Costa Rica certainly has the sun and sand required for your standard spring break experience, but for 20-year-old Emerson College student Vanessa, the tiny country's main appeal was a small daycare center in Cartago. There, Vanessa was one of a number of students who worked with local at-risk children through a program called Cross-Cultural Solutions. The program sends volunteers to Asia, Africa, Eastern Europe and Latin America to work in social services, education and health care — everything from child care to teaching English to working with people affected by HIV/AIDS.

Of course, there was still time for the beach, but that's not what left a lasting impression on Vanessa. "Take a normal kid's spring break where you just party it up in Cancun," she said. "You don't really experience any culture or you're kind of in a tourist bubble. It's not really that helpful to yourself. You can grow so much here just coming for a week on your spring break, and you can change so much as opposed to partying it up with your friends."

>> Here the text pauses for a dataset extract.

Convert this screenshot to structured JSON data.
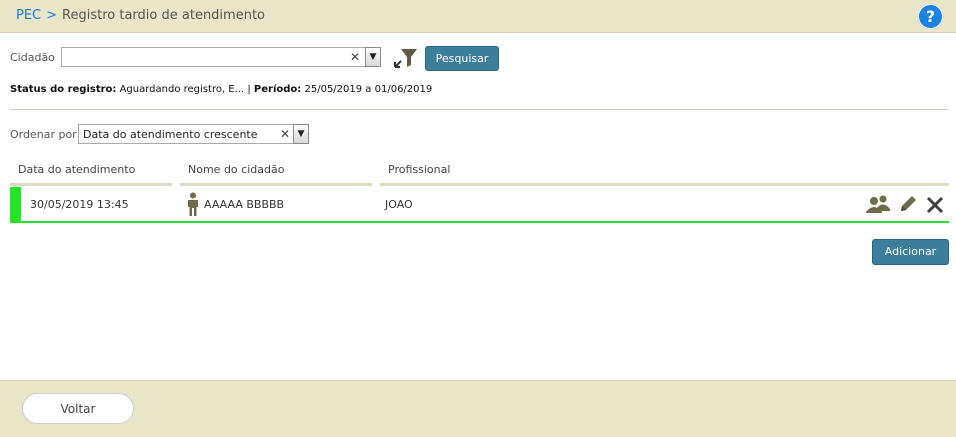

Storm Corps Hit The Gulf

Storm Corps, a recent partnership between the United Way and MTV, may be new to the game, but it's managed to garner interest from students around the country. The program selected 100 young volunteers to head down to Biloxi, Mississippi, and Foley, Alabama, to help victims of Hurricane Katrina. While other students spent spring breaks working their way through body shots, these students were gutting uninhabitable homes and helping to rebuild a daycare facility and a center for the deaf. More importantly, though, they brought hope to an area that desperately needs a steady supply of it.

"Hopefully it's everybody's goal here to raise some awareness in our community and among our peers as college students," Adam, a volunteer, said. "I know for myself that this experience is going to have much more substance than doing what I might typically do otherwise. I'm going to leave here with more wisdom, more experience, more awareness, more knowledge, and a better perception of what this country is as a whole. Nothing against the people who chose to go party it up, but I'm going to take from this something far more valuable that I ever would have gotten partying for a week."

To check out blogs from college volunteers, or to find out how your spring break can be a little more positive, check out the Alternative Spring Break area of think.mtv.com.